[TASK INPUTS]
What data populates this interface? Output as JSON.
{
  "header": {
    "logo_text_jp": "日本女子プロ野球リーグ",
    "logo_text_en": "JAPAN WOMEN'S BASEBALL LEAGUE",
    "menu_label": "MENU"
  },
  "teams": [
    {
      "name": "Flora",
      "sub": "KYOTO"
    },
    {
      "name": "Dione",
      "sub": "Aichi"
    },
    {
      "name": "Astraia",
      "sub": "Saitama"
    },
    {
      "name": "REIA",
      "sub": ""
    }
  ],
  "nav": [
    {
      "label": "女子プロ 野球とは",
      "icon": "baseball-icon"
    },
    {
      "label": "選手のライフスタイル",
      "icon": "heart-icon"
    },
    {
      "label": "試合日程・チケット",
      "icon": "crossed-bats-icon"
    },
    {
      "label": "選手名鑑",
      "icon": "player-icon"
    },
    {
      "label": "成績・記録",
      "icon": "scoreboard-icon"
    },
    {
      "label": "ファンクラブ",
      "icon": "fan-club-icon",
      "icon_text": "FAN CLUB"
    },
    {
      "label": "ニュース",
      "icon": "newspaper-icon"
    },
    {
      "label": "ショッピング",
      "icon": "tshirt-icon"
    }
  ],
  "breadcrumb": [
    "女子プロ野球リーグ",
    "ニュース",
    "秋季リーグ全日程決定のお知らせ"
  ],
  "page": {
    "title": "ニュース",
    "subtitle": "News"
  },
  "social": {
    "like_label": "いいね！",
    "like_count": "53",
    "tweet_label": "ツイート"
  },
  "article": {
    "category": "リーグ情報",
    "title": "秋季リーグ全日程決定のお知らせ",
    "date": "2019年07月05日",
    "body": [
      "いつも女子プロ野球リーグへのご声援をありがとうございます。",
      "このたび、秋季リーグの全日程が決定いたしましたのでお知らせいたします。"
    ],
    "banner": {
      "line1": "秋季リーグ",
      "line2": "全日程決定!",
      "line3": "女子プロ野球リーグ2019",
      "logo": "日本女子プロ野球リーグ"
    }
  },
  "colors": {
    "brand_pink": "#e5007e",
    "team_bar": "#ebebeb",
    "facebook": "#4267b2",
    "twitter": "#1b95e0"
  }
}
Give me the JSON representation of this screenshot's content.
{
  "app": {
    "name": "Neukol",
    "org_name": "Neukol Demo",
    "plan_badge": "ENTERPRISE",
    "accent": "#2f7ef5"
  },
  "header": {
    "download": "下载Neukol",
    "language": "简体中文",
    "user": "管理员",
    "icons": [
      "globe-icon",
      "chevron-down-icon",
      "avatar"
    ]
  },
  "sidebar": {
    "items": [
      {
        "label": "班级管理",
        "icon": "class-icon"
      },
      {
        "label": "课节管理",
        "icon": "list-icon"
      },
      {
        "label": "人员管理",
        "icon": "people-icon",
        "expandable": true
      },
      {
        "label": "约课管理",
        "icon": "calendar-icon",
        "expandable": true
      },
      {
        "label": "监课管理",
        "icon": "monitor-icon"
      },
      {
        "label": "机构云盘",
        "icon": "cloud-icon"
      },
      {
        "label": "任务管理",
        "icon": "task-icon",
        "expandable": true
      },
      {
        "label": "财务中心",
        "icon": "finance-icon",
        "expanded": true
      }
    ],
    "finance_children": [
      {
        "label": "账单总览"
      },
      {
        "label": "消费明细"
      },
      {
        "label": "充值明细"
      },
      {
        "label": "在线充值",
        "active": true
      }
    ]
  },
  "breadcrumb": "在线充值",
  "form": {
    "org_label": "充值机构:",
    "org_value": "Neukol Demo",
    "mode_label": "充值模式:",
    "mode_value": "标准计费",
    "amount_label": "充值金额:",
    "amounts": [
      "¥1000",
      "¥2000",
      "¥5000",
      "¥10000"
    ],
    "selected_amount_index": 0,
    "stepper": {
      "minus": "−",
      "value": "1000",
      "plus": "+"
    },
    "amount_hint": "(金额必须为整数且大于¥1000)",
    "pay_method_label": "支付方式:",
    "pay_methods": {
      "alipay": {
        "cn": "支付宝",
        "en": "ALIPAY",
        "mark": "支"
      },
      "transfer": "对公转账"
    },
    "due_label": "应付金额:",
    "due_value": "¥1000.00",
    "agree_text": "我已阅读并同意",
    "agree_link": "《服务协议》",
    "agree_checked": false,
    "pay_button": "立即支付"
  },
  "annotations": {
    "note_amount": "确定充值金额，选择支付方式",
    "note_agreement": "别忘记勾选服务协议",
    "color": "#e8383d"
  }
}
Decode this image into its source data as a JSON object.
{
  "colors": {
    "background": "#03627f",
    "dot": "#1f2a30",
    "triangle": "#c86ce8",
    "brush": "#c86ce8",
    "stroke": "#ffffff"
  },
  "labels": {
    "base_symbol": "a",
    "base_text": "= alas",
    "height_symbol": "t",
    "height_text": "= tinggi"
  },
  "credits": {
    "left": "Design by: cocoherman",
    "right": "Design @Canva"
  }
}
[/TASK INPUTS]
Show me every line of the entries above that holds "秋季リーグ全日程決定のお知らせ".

→ OUTPUT OF THE TASK
    "秋季リーグ全日程決定のお知らせ"
    "title": "秋季リーグ全日程決定のお知らせ",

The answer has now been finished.